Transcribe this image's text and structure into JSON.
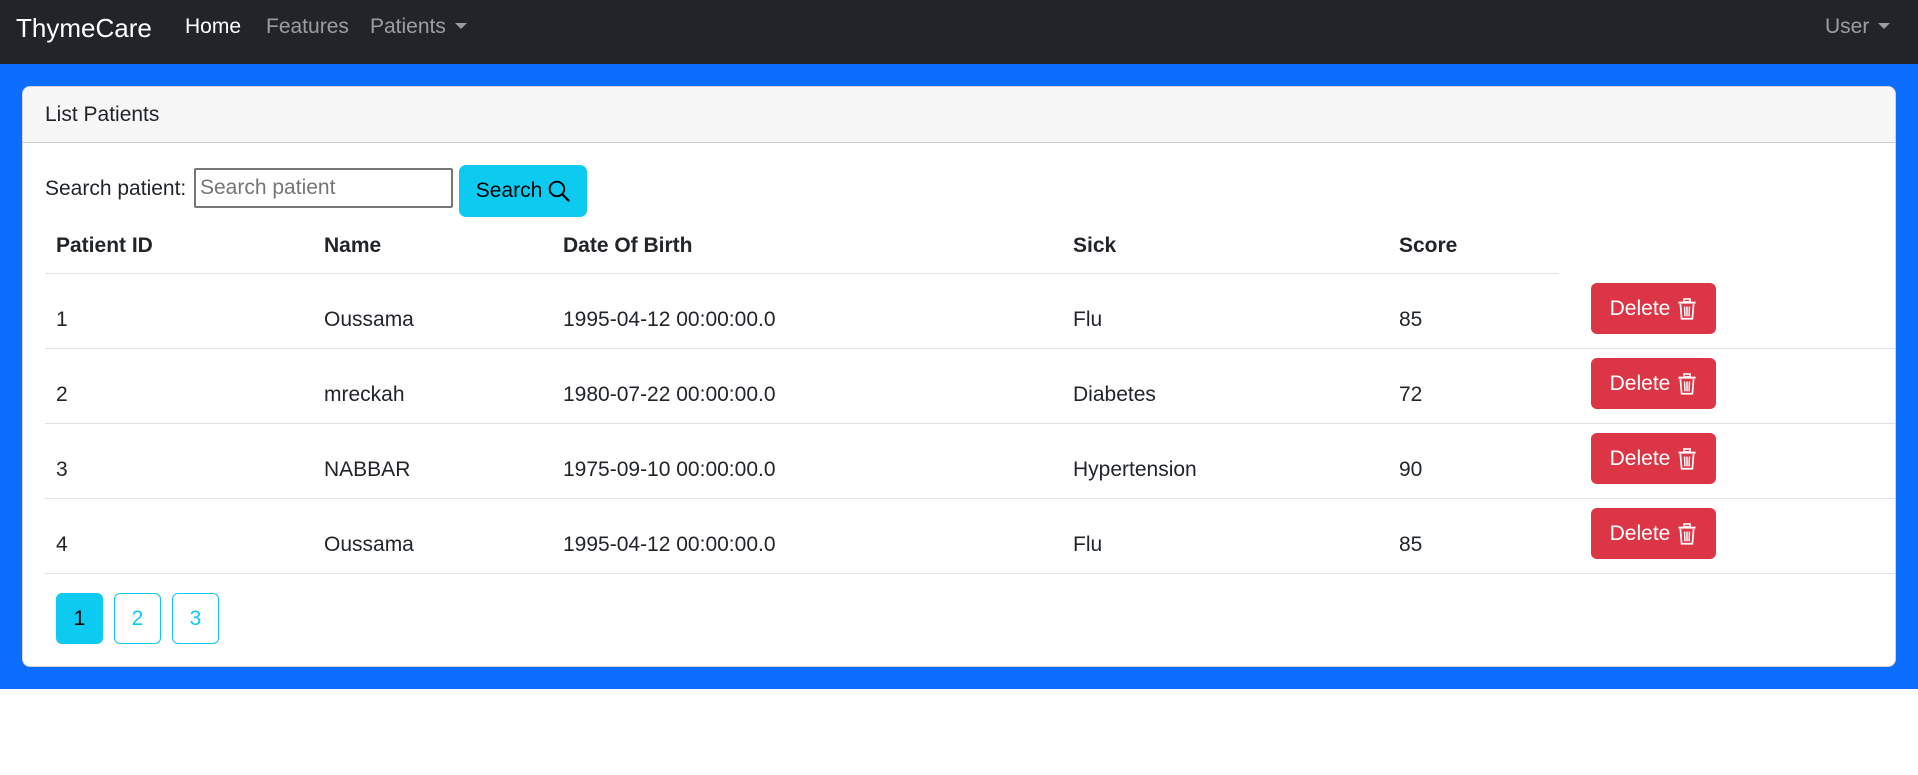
{
  "navbar": {
    "brand": "ThymeCare",
    "links": [
      {
        "label": "Home",
        "active": true
      },
      {
        "label": "Features",
        "active": false
      },
      {
        "label": "Patients",
        "dropdown": true
      }
    ],
    "user": "User"
  },
  "card": {
    "header": "List Patients",
    "search": {
      "label": "Search patient:",
      "placeholder": "Search patient",
      "value": "",
      "button_label": "Search",
      "button_icon": "search-icon"
    },
    "table": {
      "columns": [
        "Patient ID",
        "Name",
        "Date Of Birth",
        "Sick",
        "Score"
      ],
      "rows": [
        {
          "id": "1",
          "name": "Oussama",
          "dob": "1995-04-12 00:00:00.0",
          "sick": "Flu",
          "score": "85",
          "action": "Delete"
        },
        {
          "id": "2",
          "name": "mreckah",
          "dob": "1980-07-22 00:00:00.0",
          "sick": "Diabetes",
          "score": "72",
          "action": "Delete"
        },
        {
          "id": "3",
          "name": "NABBAR",
          "dob": "1975-09-10 00:00:00.0",
          "sick": "Hypertension",
          "score": "90",
          "action": "Delete"
        },
        {
          "id": "4",
          "name": "Oussama",
          "dob": "1995-04-12 00:00:00.0",
          "sick": "Flu",
          "score": "85",
          "action": "Delete"
        }
      ]
    },
    "pagination": {
      "pages": [
        "1",
        "2",
        "3"
      ],
      "current": "1"
    }
  },
  "colors": {
    "navbar_bg": "#212529",
    "band_bg": "#0d6efd",
    "info": "#0dcaf0",
    "danger": "#dc3545"
  }
}
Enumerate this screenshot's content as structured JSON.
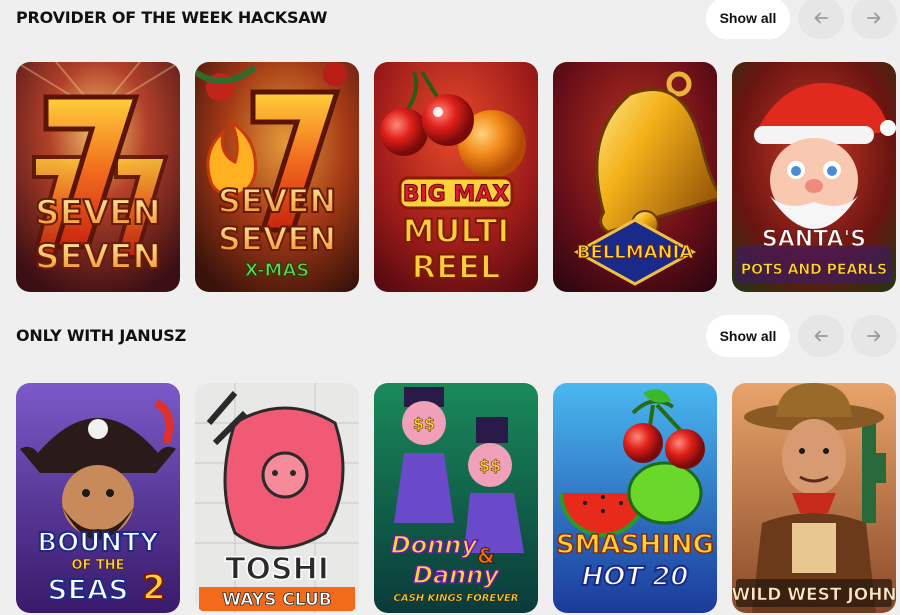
{
  "sections": [
    {
      "title": "PROVIDER OF THE WEEK HACKSAW",
      "show_all": "Show all",
      "prev_icon": "arrow-left-icon",
      "next_icon": "arrow-right-icon",
      "games": [
        {
          "title_lines": [
            "SEVEN",
            "SEVEN"
          ],
          "logo": "seven-seven-logo"
        },
        {
          "title_lines": [
            "SEVEN",
            "SEVEN",
            "X-MAS"
          ],
          "logo": "seven-seven-xmas-logo"
        },
        {
          "title_lines": [
            "BIG MAX",
            "MULTI",
            "REEL"
          ],
          "logo": "big-max-multi-reel-logo"
        },
        {
          "title_lines": [
            "BELLMANIA"
          ],
          "logo": "bellmania-logo"
        },
        {
          "title_lines": [
            "SANTA'S",
            "POTS AND PEARLS"
          ],
          "logo": "santas-pots-and-pearls-logo"
        }
      ]
    },
    {
      "title": "ONLY WITH JANUSZ",
      "show_all": "Show all",
      "prev_icon": "arrow-left-icon",
      "next_icon": "arrow-right-icon",
      "games": [
        {
          "title_lines": [
            "BOUNTY",
            "OF THE",
            "SEAS",
            "2"
          ],
          "logo": "bounty-of-the-seas-2-logo"
        },
        {
          "title_lines": [
            "TOSHI",
            "WAYS CLUB"
          ],
          "logo": "toshi-ways-club-logo"
        },
        {
          "title_lines": [
            "Donny",
            "&",
            "Danny",
            "CASH KINGS FOREVER"
          ],
          "logo": "donny-and-danny-logo"
        },
        {
          "title_lines": [
            "SMASHING",
            "HOT 20"
          ],
          "logo": "smashing-hot-20-logo"
        },
        {
          "title_lines": [
            "WILD WEST JOHN"
          ],
          "logo": "wild-west-john-logo"
        }
      ]
    }
  ]
}
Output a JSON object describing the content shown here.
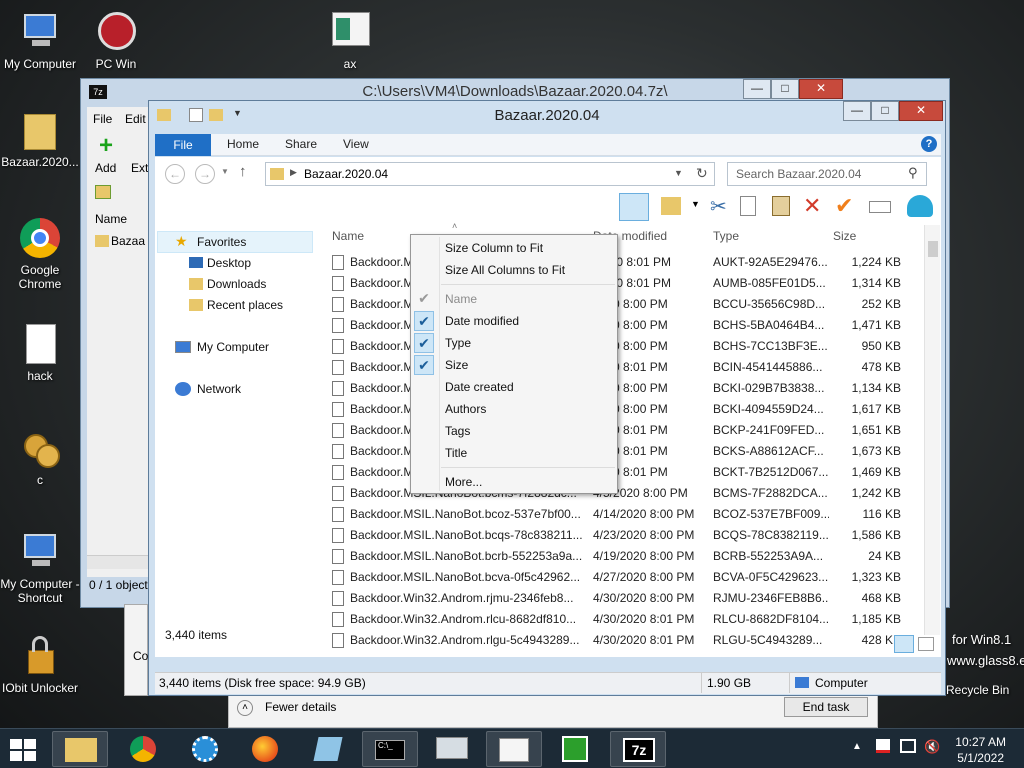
{
  "desktop": {
    "icons": [
      {
        "label": "My Computer"
      },
      {
        "label": "PC Win"
      },
      {
        "label": "ax"
      },
      {
        "label": "Bazaar.2020..."
      },
      {
        "label": "Google Chrome"
      },
      {
        "label": "hack"
      },
      {
        "label": "c"
      },
      {
        "label": "My Computer - Shortcut"
      },
      {
        "label": "IObit Unlocker"
      },
      {
        "label": "Recycle Bin"
      }
    ],
    "watermark_line1": "for Win8.1",
    "watermark_line2": "www.glass8.eu"
  },
  "sevenzip_window": {
    "title": "C:\\Users\\VM4\\Downloads\\Bazaar.2020.04.7z\\",
    "menu_file": "File",
    "menu_edit": "Edit",
    "add_label": "Add",
    "extract_label": "Extr",
    "col_name": "Name",
    "item_name": "Bazaa",
    "status": "0 / 1 object",
    "fewer_details": "Fewer details",
    "end_task": "End task",
    "co_label": "Co"
  },
  "explorer": {
    "title": "Bazaar.2020.04",
    "tabs": {
      "file": "File",
      "home": "Home",
      "share": "Share",
      "view": "View"
    },
    "address": "Bazaar.2020.04",
    "search_placeholder": "Search Bazaar.2020.04",
    "nav": {
      "favorites": "Favorites",
      "desktop": "Desktop",
      "downloads": "Downloads",
      "recent": "Recent places",
      "my_computer": "My Computer",
      "network": "Network"
    },
    "columns": {
      "name": "Name",
      "date": "Date modified",
      "type": "Type",
      "size": "Size"
    },
    "rows": [
      {
        "name": "Backdoor.M",
        "date": "/2020 8:01 PM",
        "type": "AUKT-92A5E29476...",
        "size": "1,224 KB"
      },
      {
        "name": "Backdoor.M",
        "date": "/2020 8:01 PM",
        "type": "AUMB-085FE01D5...",
        "size": "1,314 KB"
      },
      {
        "name": "Backdoor.M",
        "date": "2020 8:00 PM",
        "type": "BCCU-35656C98D...",
        "size": "252 KB"
      },
      {
        "name": "Backdoor.M",
        "date": "2020 8:00 PM",
        "type": "BCHS-5BA0464B4...",
        "size": "1,471 KB"
      },
      {
        "name": "Backdoor.M",
        "date": "2020 8:00 PM",
        "type": "BCHS-7CC13BF3E...",
        "size": "950 KB"
      },
      {
        "name": "Backdoor.M",
        "date": "2020 8:01 PM",
        "type": "BCIN-4541445886...",
        "size": "478 KB"
      },
      {
        "name": "Backdoor.M",
        "date": "2020 8:00 PM",
        "type": "BCKI-029B7B3838...",
        "size": "1,134 KB"
      },
      {
        "name": "Backdoor.M",
        "date": "2020 8:00 PM",
        "type": "BCKI-4094559D24...",
        "size": "1,617 KB"
      },
      {
        "name": "Backdoor.M",
        "date": "2020 8:01 PM",
        "type": "BCKP-241F09FED...",
        "size": "1,651 KB"
      },
      {
        "name": "Backdoor.M",
        "date": "2020 8:01 PM",
        "type": "BCKS-A88612ACF...",
        "size": "1,673 KB"
      },
      {
        "name": "Backdoor.M",
        "date": "2020 8:01 PM",
        "type": "BCKT-7B2512D067...",
        "size": "1,469 KB"
      },
      {
        "name": "Backdoor.MSIL.NanoBot.bcms-7f2882dc...",
        "date": "4/5/2020 8:00 PM",
        "type": "BCMS-7F2882DCA...",
        "size": "1,242 KB"
      },
      {
        "name": "Backdoor.MSIL.NanoBot.bcoz-537e7bf00...",
        "date": "4/14/2020 8:00 PM",
        "type": "BCOZ-537E7BF009...",
        "size": "116 KB"
      },
      {
        "name": "Backdoor.MSIL.NanoBot.bcqs-78c838211...",
        "date": "4/23/2020 8:00 PM",
        "type": "BCQS-78C8382119...",
        "size": "1,586 KB"
      },
      {
        "name": "Backdoor.MSIL.NanoBot.bcrb-552253a9a...",
        "date": "4/19/2020 8:00 PM",
        "type": "BCRB-552253A9A...",
        "size": "24 KB"
      },
      {
        "name": "Backdoor.MSIL.NanoBot.bcva-0f5c42962...",
        "date": "4/27/2020 8:00 PM",
        "type": "BCVA-0F5C429623...",
        "size": "1,323 KB"
      },
      {
        "name": "Backdoor.Win32.Androm.rjmu-2346feb8...",
        "date": "4/30/2020 8:00 PM",
        "type": "RJMU-2346FEB8B6...",
        "size": "468 KB"
      },
      {
        "name": "Backdoor.Win32.Androm.rlcu-8682df810...",
        "date": "4/30/2020 8:01 PM",
        "type": "RLCU-8682DF8104...",
        "size": "1,185 KB"
      },
      {
        "name": "Backdoor.Win32.Androm.rlgu-5c4943289...",
        "date": "4/30/2020 8:01 PM",
        "type": "RLGU-5C4943289...",
        "size": "428 KB"
      }
    ],
    "item_count": "3,440 items",
    "status_left": "3,440 items (Disk free space: 94.9 GB)",
    "status_size": "1.90 GB",
    "status_location": "Computer"
  },
  "context_menu": {
    "size_column": "Size Column to Fit",
    "size_all": "Size All Columns to Fit",
    "name": "Name",
    "date_modified": "Date modified",
    "type": "Type",
    "size": "Size",
    "date_created": "Date created",
    "authors": "Authors",
    "tags": "Tags",
    "title": "Title",
    "more": "More..."
  },
  "taskbar": {
    "time": "10:27 AM",
    "date": "5/1/2022",
    "sevenzip_label": "7z"
  },
  "colors": {
    "accent": "#1f6fc6",
    "close": "#c74a3c",
    "taskbar": "#1c2a36"
  }
}
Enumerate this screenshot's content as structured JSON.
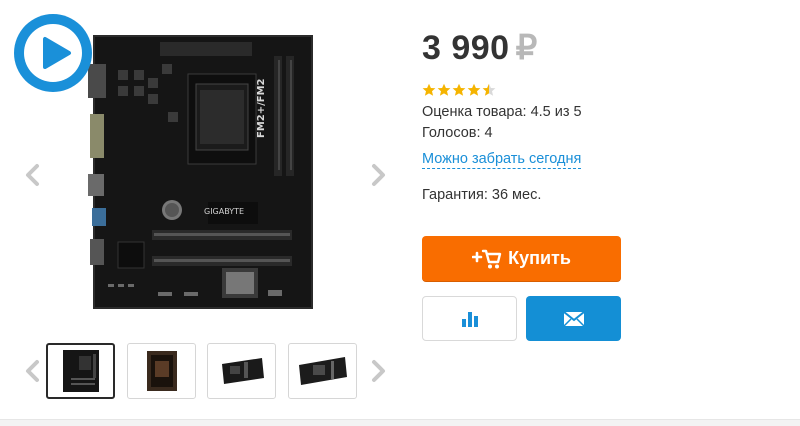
{
  "gallery": {
    "video_button_icon": "play-icon",
    "main_image": "motherboard-photo",
    "main_image_label": "GIGABYTE",
    "main_image_chip_label": "FM2+/FM2",
    "prev_icon": "chevron-left-icon",
    "next_icon": "chevron-right-icon",
    "thumbnails": [
      {
        "name": "thumbnail-1",
        "active": true
      },
      {
        "name": "thumbnail-2",
        "active": false
      },
      {
        "name": "thumbnail-3",
        "active": false
      },
      {
        "name": "thumbnail-4",
        "active": false
      }
    ]
  },
  "product": {
    "price": "3 990",
    "currency": "₽",
    "rating": 4.5,
    "rating_max": 5,
    "rating_text": "Оценка товара: 4.5 из 5",
    "votes_text": "Голосов: 4",
    "pickup_link": "Можно забрать сегодня",
    "warranty_text": "Гарантия: 36 мес."
  },
  "actions": {
    "buy_label": "Купить",
    "buy_icon": "add-to-cart-icon",
    "compare_icon": "bar-chart-icon",
    "mail_icon": "envelope-icon"
  },
  "colors": {
    "accent_blue": "#1a90d9",
    "buy_orange": "#f96d00",
    "star_gold": "#f5b400",
    "price_text": "#333333",
    "currency_gray": "#b8b8b8"
  }
}
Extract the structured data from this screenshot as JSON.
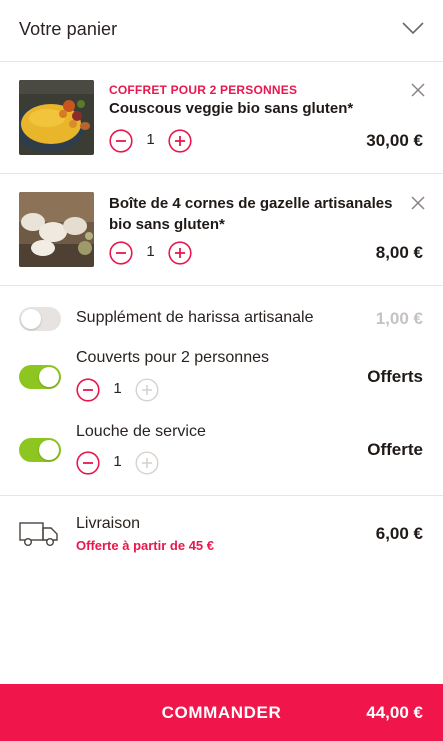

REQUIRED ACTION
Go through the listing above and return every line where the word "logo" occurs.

FINAL ANSWER
          "logo": "seven-seven-logo"
          "logo": "seven-seven-xmas-logo"
          "logo": "big-max-multi-reel-logo"
          "logo": "bellmania-logo"
          "logo": "santas-pots-and-pearls-logo"
          "logo": "bounty-of-the-seas-2-logo"
          "logo": "toshi-ways-club-logo"
          "logo": "donny-and-danny-logo"
          "logo": "smashing-hot-20-logo"
          "logo": "wild-west-john-logo"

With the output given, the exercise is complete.